-------- Dataset extract
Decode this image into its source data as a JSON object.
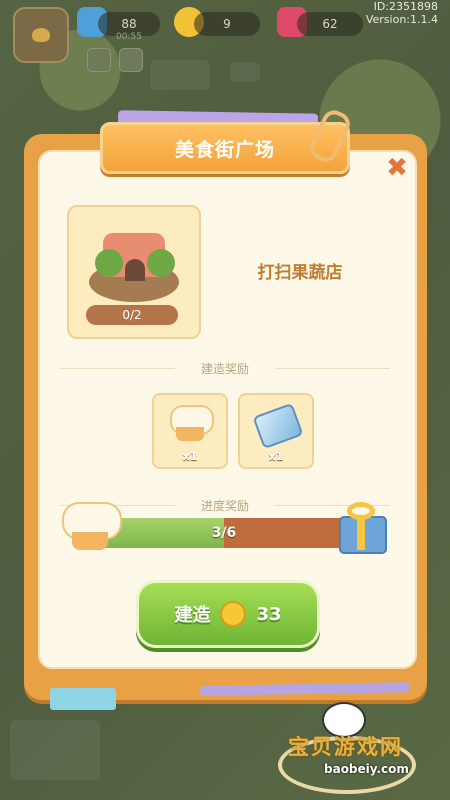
{
  "hud": {
    "avatar_icon": "bird-icon",
    "resources": [
      {
        "icon": "blue-gem-icon",
        "value": "88",
        "sub": "00:55"
      },
      {
        "icon": "gold-coin-icon",
        "value": "9"
      },
      {
        "icon": "red-gem-icon",
        "value": "62"
      }
    ],
    "id_text": "ID:2351898",
    "version_text": "Version:1.1.4"
  },
  "dialog": {
    "title": "美食街广场",
    "close_icon": "close-icon",
    "building": {
      "progress_text": "0/2"
    },
    "task_name": "打扫果蔬店",
    "build_reward": {
      "label": "建造奖励",
      "items": [
        {
          "icon": "chef-hat-icon",
          "qty": "x1"
        },
        {
          "icon": "ice-block-icon",
          "qty": "x1"
        }
      ]
    },
    "progress_reward": {
      "label": "进度奖励",
      "current": 3,
      "total": 6,
      "text": "3/6",
      "start_icon": "chef-hat-icon",
      "end_icon": "gift-box-icon"
    },
    "build_button": {
      "label": "建造",
      "coin_icon": "gold-coin-icon",
      "cost": "33"
    }
  },
  "watermark": {
    "cn": "宝贝游戏网",
    "en": "baobeiy.com"
  },
  "colors": {
    "dialog_frame": "#e8a245",
    "dialog_panel": "#fdf8e8",
    "title_text": "#ffffff",
    "task_text": "#c07d2f",
    "progress_fill": "#7fb74b",
    "progress_track": "#bf6c3d",
    "build_button": "#6fb535"
  }
}
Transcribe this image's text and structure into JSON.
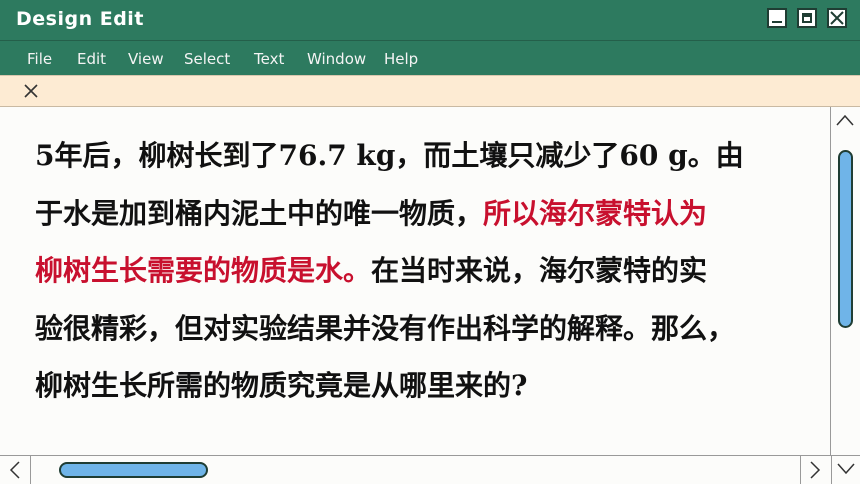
{
  "window": {
    "title": "Design Edit"
  },
  "menu": {
    "items": [
      "File",
      "Edit",
      "View",
      "Select",
      "Text",
      "Window",
      "Help"
    ]
  },
  "content": {
    "lines": [
      [
        {
          "text": "5年后，柳树长到了76.7 kg，而土壤只减少了60 g。由",
          "red": false
        }
      ],
      [
        {
          "text": "于水是加到桶内泥土中的唯一物质，",
          "red": false
        },
        {
          "text": "所以海尔蒙特认为",
          "red": true
        }
      ],
      [
        {
          "text": "柳树生长需要的物质是水。",
          "red": true
        },
        {
          "text": "在当时来说，海尔蒙特的实",
          "red": false
        }
      ],
      [
        {
          "text": "验很精彩，但对实验结果并没有作出科学的解释。那么，",
          "red": false
        }
      ],
      [
        {
          "text": "柳树生长所需的物质究竟是从哪里来的?",
          "red": false
        }
      ]
    ]
  },
  "colors": {
    "titlebar": "#2d7a5f",
    "tabbar": "#fdebd3",
    "highlight_text": "#c8102e",
    "scroll_thumb": "#6fb4e8"
  },
  "icons": [
    "minimize-icon",
    "maximize-icon",
    "close-icon",
    "tab-close-icon",
    "scroll-up-icon",
    "scroll-down-icon",
    "scroll-left-icon",
    "scroll-right-icon"
  ]
}
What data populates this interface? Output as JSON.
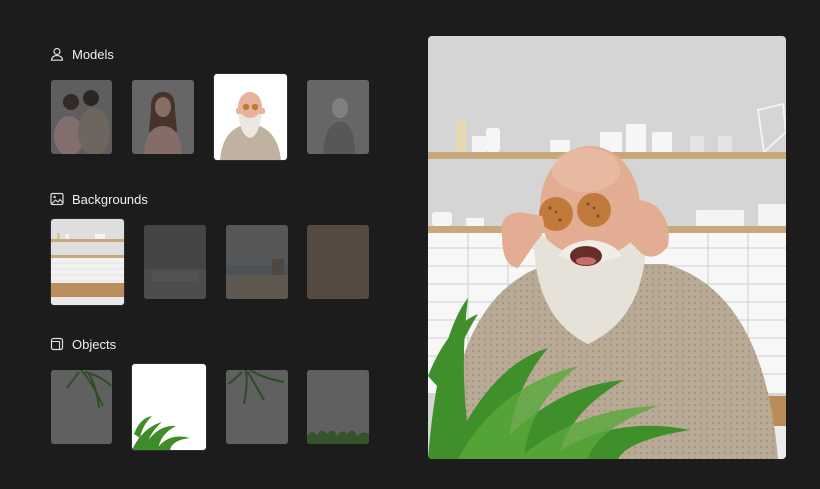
{
  "sections": {
    "models": {
      "title": "Models",
      "icon": "user-icon"
    },
    "backgrounds": {
      "title": "Backgrounds",
      "icon": "image-icon"
    },
    "objects": {
      "title": "Objects",
      "icon": "cube-icon"
    }
  },
  "selected": {
    "model": "old-man-with-cookies",
    "background": "kitchen",
    "object": "fern-plant"
  },
  "colors": {
    "background": "#1c1c1d",
    "text": "#f0f0f0",
    "thumbnail_dim": "#4a4a4c"
  }
}
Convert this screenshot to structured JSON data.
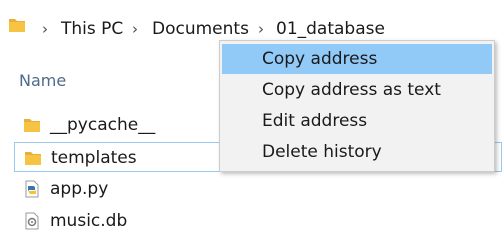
{
  "address_bar": {
    "folder_icon": "folder-icon",
    "crumbs": [
      "This PC",
      "Documents",
      "01_database"
    ],
    "separator_icon": "chevron-right-icon",
    "separator": "›"
  },
  "file_list": {
    "column_header": "Name",
    "items": [
      {
        "name": "__pycache__",
        "icon": "folder-icon",
        "selected": false
      },
      {
        "name": "templates",
        "icon": "folder-icon",
        "selected": true
      },
      {
        "name": "app.py",
        "icon": "python-file-icon",
        "selected": false
      },
      {
        "name": "music.db",
        "icon": "database-file-icon",
        "selected": false
      }
    ]
  },
  "context_menu": {
    "items": [
      {
        "label": "Copy address",
        "highlighted": true
      },
      {
        "label": "Copy address as text",
        "highlighted": false
      },
      {
        "label": "Edit address",
        "highlighted": false
      },
      {
        "label": "Delete history",
        "highlighted": false
      }
    ]
  },
  "colors": {
    "folder": "#f6c343",
    "highlight": "#91c9f7",
    "selection_border": "#99c9ef",
    "menu_bg": "#f2f2f2"
  }
}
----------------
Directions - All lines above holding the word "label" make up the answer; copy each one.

Answer -
      "label": "建造奖励",
      "label": "进度奖励",
      "label": "建造",
        "label": "Copy address",
        "label": "Copy address as text",
        "label": "Edit address",
        "label": "Delete history",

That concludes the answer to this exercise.